The truth is, yes – you can achieve your health and fitness goals in a short period of time, if you put your whole life on hold, and become obsessed with meal-prepping, conscious of every single bite you eat, don’t eat out with friends and work your ass off. Or maybe I’m lazy and incapable of organizing my life – that’s an option, too!  Be it how it may, I knew I wasn’t ready for that kind of commitment, and I was discouraged with people online telling me that ’’if I want to succeed, you have to go all in and give it your best’’. Don’t get me wrong, I’m not saying that’s unhealthy, but I feel like that’s just one of many ways to lead a healthier life.

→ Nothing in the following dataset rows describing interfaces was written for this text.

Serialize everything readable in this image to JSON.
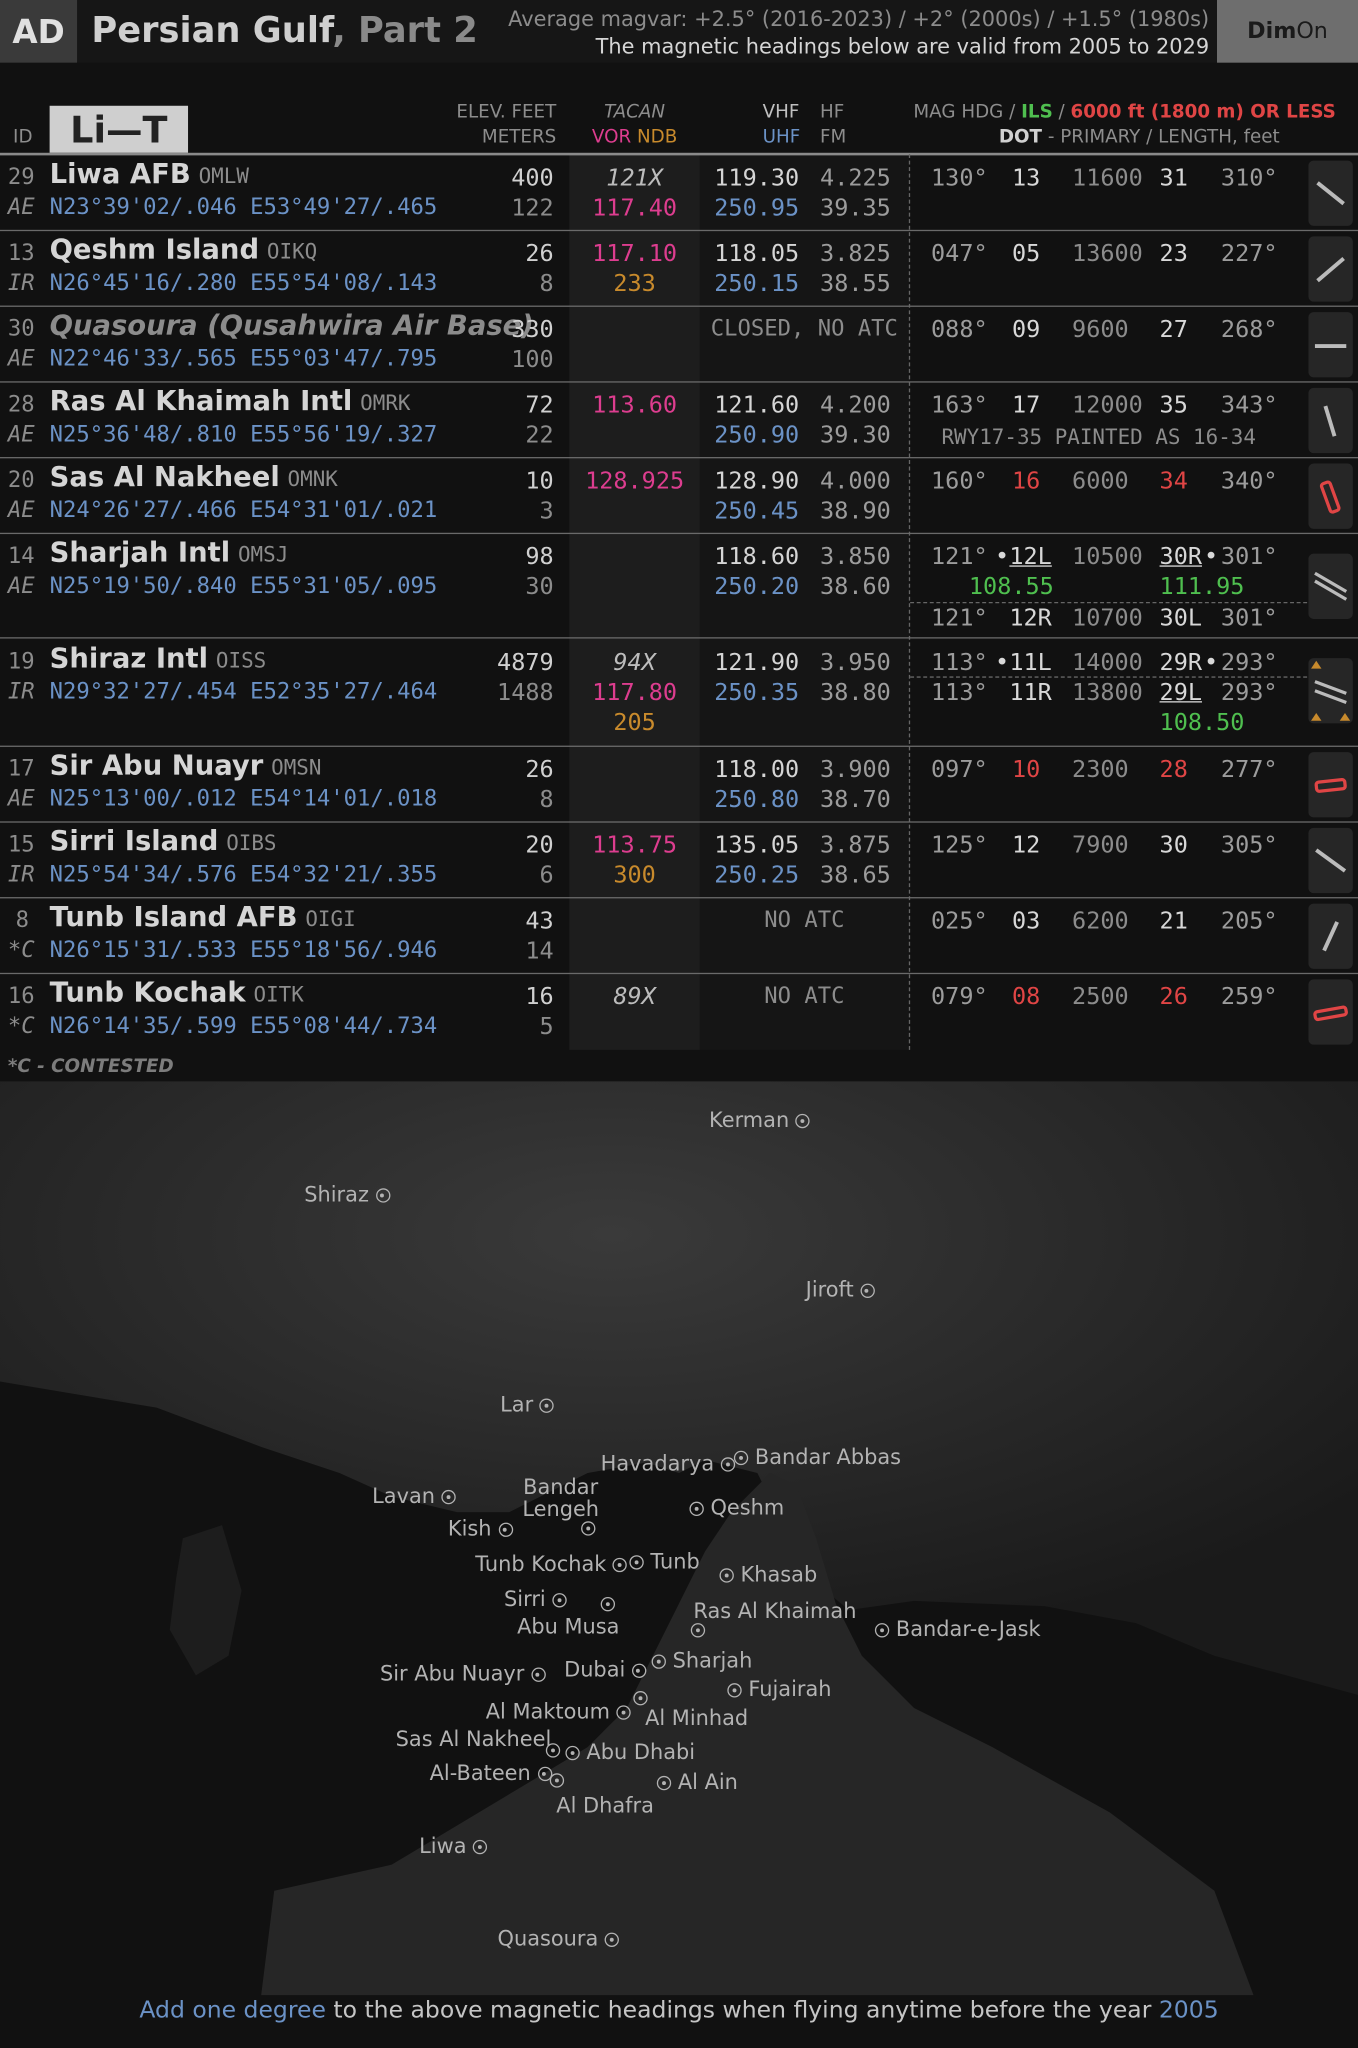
{
  "header": {
    "id": "AD",
    "title": "Persian Gulf",
    "part": ", Part 2",
    "magvar": "Average magvar: +2.5° (2016-2023) / +2° (2000s) / +1.5° (1980s)",
    "valid": "The magnetic headings below are valid from 2005 to 2029",
    "dim": "Dim",
    "on": "On"
  },
  "columns": {
    "id": "ID",
    "range": "Li—T",
    "elev_feet": "ELEV. FEET",
    "elev_meters": "METERS",
    "tacan": "TACAN",
    "vor": "VOR",
    "ndb": "NDB",
    "vhf": "VHF",
    "uhf": "UHF",
    "hf": "HF",
    "fm": "FM",
    "mag_hdg": "MAG HDG",
    "ils": "ILS",
    "limit": "6000 ft (1800 m) OR LESS",
    "dot": "DOT",
    "primary": "- PRIMARY / LENGTH, feet"
  },
  "airports": [
    {
      "id": "29",
      "country": "AE",
      "name": "Liwa AFB",
      "icao": "OMLW",
      "coords": "N23°39'02/.046 E53°49'27/.465",
      "elev_ft": "400",
      "elev_m": "122",
      "tacan": "121X",
      "vor": "117.40",
      "ndb": "",
      "vhf": "119.30",
      "uhf": "250.95",
      "hf": "4.225",
      "fm": "39.35",
      "rwy": {
        "hdg1": "130°",
        "r1": "13",
        "len": "11600",
        "r2": "31",
        "hdg2": "310°"
      }
    },
    {
      "id": "13",
      "country": "IR",
      "name": "Qeshm Island",
      "icao": "OIKQ",
      "coords": "N26°45'16/.280 E55°54'08/.143",
      "elev_ft": "26",
      "elev_m": "8",
      "tacan": "",
      "vor": "117.10",
      "ndb": "233",
      "vhf": "118.05",
      "uhf": "250.15",
      "hf": "3.825",
      "fm": "38.55",
      "rwy": {
        "hdg1": "047°",
        "r1": "05",
        "len": "13600",
        "r2": "23",
        "hdg2": "227°"
      }
    },
    {
      "id": "30",
      "country": "AE",
      "name": "Quasoura (Qusahwira Air Base)",
      "icao": "",
      "coords": "N22°46'33/.565 E55°03'47/.795",
      "elev_ft": "330",
      "elev_m": "100",
      "atc": "CLOSED, NO ATC",
      "rwy": {
        "hdg1": "088°",
        "r1": "09",
        "len": "9600",
        "r2": "27",
        "hdg2": "268°"
      }
    },
    {
      "id": "28",
      "country": "AE",
      "name": "Ras Al Khaimah Intl",
      "icao": "OMRK",
      "coords": "N25°36'48/.810 E55°56'19/.327",
      "elev_ft": "72",
      "elev_m": "22",
      "tacan": "",
      "vor": "113.60",
      "ndb": "",
      "vhf": "121.60",
      "uhf": "250.90",
      "hf": "4.200",
      "fm": "39.30",
      "rwy": {
        "hdg1": "163°",
        "r1": "17",
        "len": "12000",
        "r2": "35",
        "hdg2": "343°",
        "note": "RWY17-35 PAINTED AS 16-34"
      }
    },
    {
      "id": "20",
      "country": "AE",
      "name": "Sas Al Nakheel",
      "icao": "OMNK",
      "coords": "N24°26'27/.466 E54°31'01/.021",
      "elev_ft": "10",
      "elev_m": "3",
      "tacan": "",
      "vor": "128.925",
      "ndb": "",
      "vhf": "128.90",
      "uhf": "250.45",
      "hf": "4.000",
      "fm": "38.90",
      "rwy": {
        "hdg1": "160°",
        "r1": "16",
        "len": "6000",
        "r2": "34",
        "hdg2": "340°"
      }
    },
    {
      "id": "14",
      "country": "AE",
      "name": "Sharjah Intl",
      "icao": "OMSJ",
      "coords": "N25°19'50/.840 E55°31'05/.095",
      "elev_ft": "98",
      "elev_m": "30",
      "vhf": "118.60",
      "uhf": "250.20",
      "hf": "3.850",
      "fm": "38.60",
      "rwy": {
        "hdg1": "121°",
        "dot1": "•",
        "r1": "12L",
        "ils1": "108.55",
        "len": "10500",
        "r2": "30R",
        "dot2": "•",
        "ils2": "111.95",
        "hdg2": "301°",
        "hdg1b": "121°",
        "r1b": "12R",
        "lenb": "10700",
        "r2b": "30L",
        "hdg2b": "301°"
      }
    },
    {
      "id": "19",
      "country": "IR",
      "name": "Shiraz Intl",
      "icao": "OISS",
      "coords": "N29°32'27/.454 E52°35'27/.464",
      "elev_ft": "4879",
      "elev_m": "1488",
      "tacan": "94X",
      "vor": "117.80",
      "ndb": "205",
      "vhf": "121.90",
      "uhf": "250.35",
      "hf": "3.950",
      "fm": "38.80",
      "rwy": {
        "hdg1": "113°",
        "dot1": "•",
        "r1": "11L",
        "len": "14000",
        "r2": "29R",
        "dot2": "•",
        "hdg2": "293°",
        "hdg1b": "113°",
        "r1b": "11R",
        "lenb": "13800",
        "r2b": "29L",
        "hdg2b": "293°",
        "ils2b": "108.50"
      }
    },
    {
      "id": "17",
      "country": "AE",
      "name": "Sir Abu Nuayr",
      "icao": "OMSN",
      "coords": "N25°13'00/.012 E54°14'01/.018",
      "elev_ft": "26",
      "elev_m": "8",
      "vhf": "118.00",
      "uhf": "250.80",
      "hf": "3.900",
      "fm": "38.70",
      "rwy": {
        "hdg1": "097°",
        "r1": "10",
        "len": "2300",
        "r2": "28",
        "hdg2": "277°"
      }
    },
    {
      "id": "15",
      "country": "IR",
      "name": "Sirri Island",
      "icao": "OIBS",
      "coords": "N25°54'34/.576 E54°32'21/.355",
      "elev_ft": "20",
      "elev_m": "6",
      "vor": "113.75",
      "ndb": "300",
      "vhf": "135.05",
      "uhf": "250.25",
      "hf": "3.875",
      "fm": "38.65",
      "rwy": {
        "hdg1": "125°",
        "r1": "12",
        "len": "7900",
        "r2": "30",
        "hdg2": "305°"
      }
    },
    {
      "id": "8",
      "country": "*C",
      "name": "Tunb Island AFB",
      "icao": "OIGI",
      "coords": "N26°15'31/.533 E55°18'56/.946",
      "elev_ft": "43",
      "elev_m": "14",
      "atc": "NO ATC",
      "rwy": {
        "hdg1": "025°",
        "r1": "03",
        "len": "6200",
        "r2": "21",
        "hdg2": "205°"
      }
    },
    {
      "id": "16",
      "country": "*C",
      "name": "Tunb Kochak",
      "icao": "OITK",
      "coords": "N26°14'35/.599 E55°08'44/.734",
      "elev_ft": "16",
      "elev_m": "5",
      "tacan": "89X",
      "atc": "NO ATC",
      "rwy": {
        "hdg1": "079°",
        "r1": "08",
        "len": "2500",
        "r2": "26",
        "hdg2": "259°"
      }
    }
  ],
  "footnote": "*C - CONTESTED",
  "map": {
    "cities": [
      "Kerman",
      "Shiraz",
      "Jiroft",
      "Lar",
      "Havadarya",
      "Bandar Abbas",
      "Lavan",
      "Bandar",
      "Lengeh",
      "Qeshm",
      "Kish",
      "Tunb Kochak",
      "Tunb",
      "Khasab",
      "Sirri",
      "Abu Musa",
      "Ras Al Khaimah",
      "Bandar-e-Jask",
      "Sharjah",
      "Sir Abu Nuayr",
      "Dubai",
      "Fujairah",
      "Al Maktoum",
      "Al Minhad",
      "Sas Al Nakheel",
      "Abu Dhabi",
      "Al-Bateen",
      "Al Ain",
      "Al Dhafra",
      "Liwa",
      "Quasoura"
    ]
  },
  "bottom": {
    "pre": "Add one degree",
    "mid": " to the above magnetic headings when flying anytime before the year ",
    "year": "2005"
  },
  "colors": {
    "coords": "#6b92c6",
    "vor": "#dd3d8f",
    "ndb": "#c88a2c",
    "ils": "#4fbf4f",
    "red": "#e04545"
  }
}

One Friday night I went for a few beers with a college buddy of mine, who was always the active type, but never a fitness freak, I found him to be very real and relatable, so I casually mentioned my health struggles to him. What he told me became my mantra from that moment on: „It’s really not that complicated Mike, just do what feels good and don’t be a jerk to your body, basically“. With that ’philosophy’, I decided to start making small changes every day, and move as much as possible.

I implemented a few rules, that I now live by:

  1. Take seconds only on special occasions. No buts.
  2. Eat a balanced diet. If I crave something, I’ll consider substituting that food with a healthier version, BUT if I feel that won’t make me satisfied – I’ll go ahead and indulge, just won’t be a jerk doing it, as my friend would put it  That means I won’t indulge every day, and I’ll follow rule no 1.
  3. JUST MOVE. You really don’t need a special program to succeed. As soon as I started adjusting my workouts to my mood, I found it much easier to train 4-5 times a week. When I’m full of energy, I’ll do a HIIT routine, and switch to yoga the next day in order to give my muscles time to recover. On the weekends when I have the time, I’ll hit the gym and lift some weights. Other times I’ll walk my dog and call it a day. My greatest achievement is that I stopped feeling like a failure if I missed my workout day, as I did when I did all those pre-scheduled programs.
  4. Give yourself time. Human body adjusts to change, yes, but if you’re not 100% focused on living healthy and training every day, that change will come gradually, in a period of 6-12 months. But guess what? What takes longer, lasts longer. You’ll slowly adjust your body to changes in diet and exercise, and soon enough, they will become your new normal.

I’m thirty-something now, living a healthy, balanced life, without a particular diet or a fitness plan. And yes, I’ve lost the 30 pounds, and gained considerable muscle mass, but most importantly, I can move and run and jump without feeling like I’m going to die, I feel happy and energized, and I enjoy my health journey.

There are a lot of advice online, and a lot of good ones, too. I’d just like you to read my story and realize that it’s okay to progress slower than expected, the only important thing is not to give up, to find what you enjoy and give yourself some slack. Small things add up in time, you just stick with them.